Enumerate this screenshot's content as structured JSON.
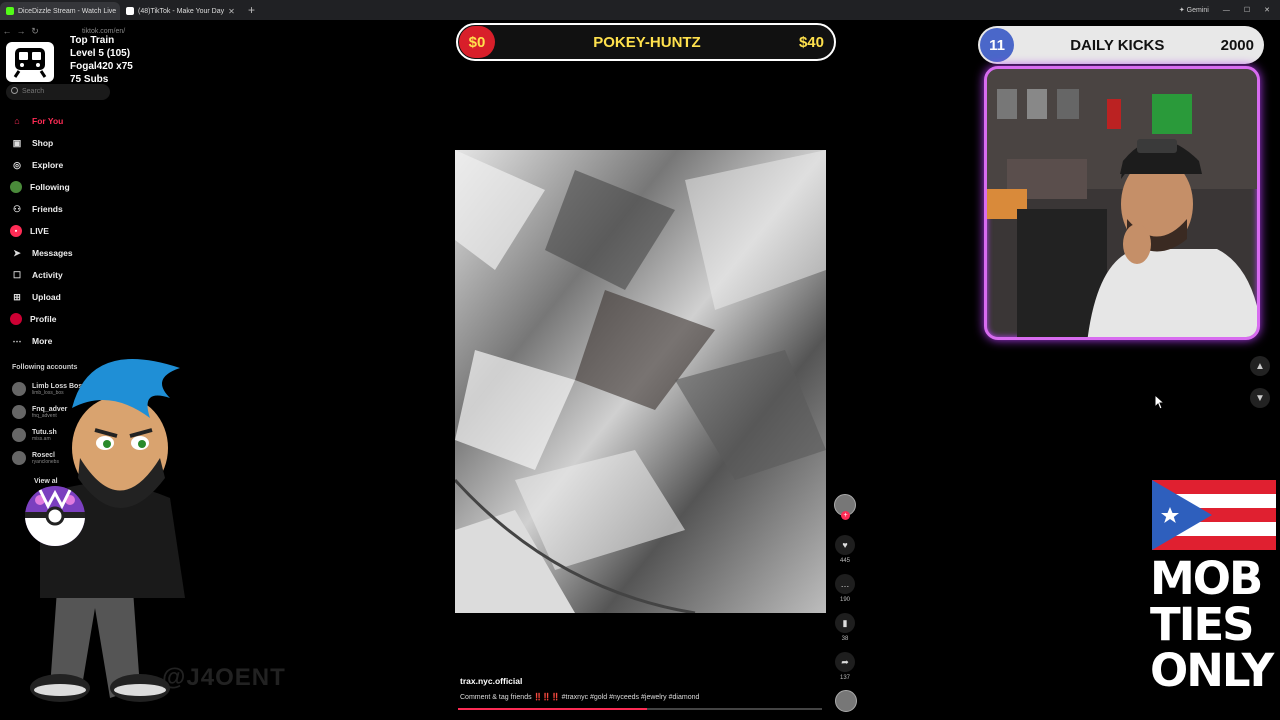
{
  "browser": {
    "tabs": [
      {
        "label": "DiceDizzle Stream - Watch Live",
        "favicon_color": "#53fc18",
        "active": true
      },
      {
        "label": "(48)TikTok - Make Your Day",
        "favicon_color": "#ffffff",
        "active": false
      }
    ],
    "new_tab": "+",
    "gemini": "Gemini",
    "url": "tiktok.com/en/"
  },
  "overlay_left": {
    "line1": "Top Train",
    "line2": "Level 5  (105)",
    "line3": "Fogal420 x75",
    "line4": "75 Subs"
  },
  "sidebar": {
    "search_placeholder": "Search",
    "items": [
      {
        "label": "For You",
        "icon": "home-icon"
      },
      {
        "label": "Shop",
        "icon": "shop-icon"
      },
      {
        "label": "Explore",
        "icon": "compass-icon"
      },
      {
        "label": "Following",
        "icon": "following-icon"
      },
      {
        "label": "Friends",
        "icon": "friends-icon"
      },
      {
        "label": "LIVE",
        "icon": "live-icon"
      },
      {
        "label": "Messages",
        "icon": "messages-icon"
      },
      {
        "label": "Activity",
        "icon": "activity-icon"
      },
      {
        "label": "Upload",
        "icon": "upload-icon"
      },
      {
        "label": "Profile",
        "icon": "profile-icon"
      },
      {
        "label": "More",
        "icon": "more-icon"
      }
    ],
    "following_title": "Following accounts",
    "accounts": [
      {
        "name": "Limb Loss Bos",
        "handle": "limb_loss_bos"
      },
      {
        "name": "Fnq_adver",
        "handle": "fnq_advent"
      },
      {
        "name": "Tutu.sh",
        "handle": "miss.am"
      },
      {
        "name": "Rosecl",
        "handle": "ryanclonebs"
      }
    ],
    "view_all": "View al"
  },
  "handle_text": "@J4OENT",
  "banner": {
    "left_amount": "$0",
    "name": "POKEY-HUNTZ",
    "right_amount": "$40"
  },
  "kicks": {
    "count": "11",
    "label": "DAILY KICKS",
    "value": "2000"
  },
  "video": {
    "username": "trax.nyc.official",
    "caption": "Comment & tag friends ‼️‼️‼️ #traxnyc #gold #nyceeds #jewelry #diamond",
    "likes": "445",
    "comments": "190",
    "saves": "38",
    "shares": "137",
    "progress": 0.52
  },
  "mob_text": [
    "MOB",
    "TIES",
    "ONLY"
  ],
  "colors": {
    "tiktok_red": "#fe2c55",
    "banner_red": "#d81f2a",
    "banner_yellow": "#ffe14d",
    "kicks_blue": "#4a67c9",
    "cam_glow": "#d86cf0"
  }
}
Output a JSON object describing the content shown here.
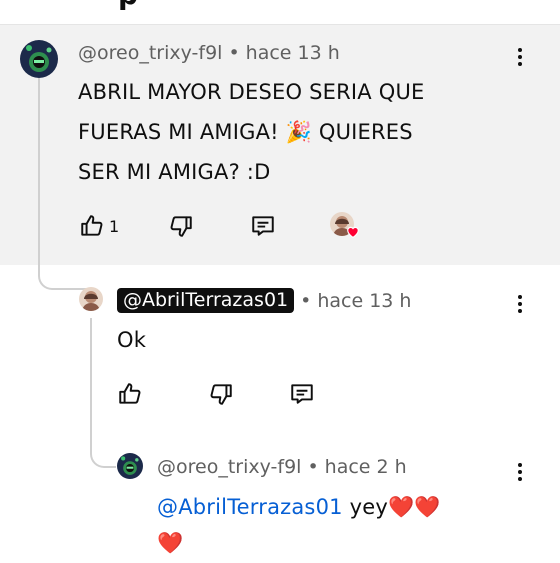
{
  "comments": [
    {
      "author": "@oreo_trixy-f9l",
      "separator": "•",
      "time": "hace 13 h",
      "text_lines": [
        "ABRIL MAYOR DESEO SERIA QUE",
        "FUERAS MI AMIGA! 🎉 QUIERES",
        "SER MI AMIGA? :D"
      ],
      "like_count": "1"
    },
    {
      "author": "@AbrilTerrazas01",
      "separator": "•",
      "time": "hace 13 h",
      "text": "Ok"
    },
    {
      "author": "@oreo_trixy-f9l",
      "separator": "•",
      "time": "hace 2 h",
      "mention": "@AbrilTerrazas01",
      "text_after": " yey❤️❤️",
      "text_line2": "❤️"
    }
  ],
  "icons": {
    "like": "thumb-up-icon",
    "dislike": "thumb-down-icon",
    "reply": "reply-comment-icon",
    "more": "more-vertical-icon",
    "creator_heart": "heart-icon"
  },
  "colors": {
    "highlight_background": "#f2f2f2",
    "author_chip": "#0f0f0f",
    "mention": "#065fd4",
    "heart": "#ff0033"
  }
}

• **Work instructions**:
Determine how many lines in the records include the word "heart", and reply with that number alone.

• **Final answer**:
2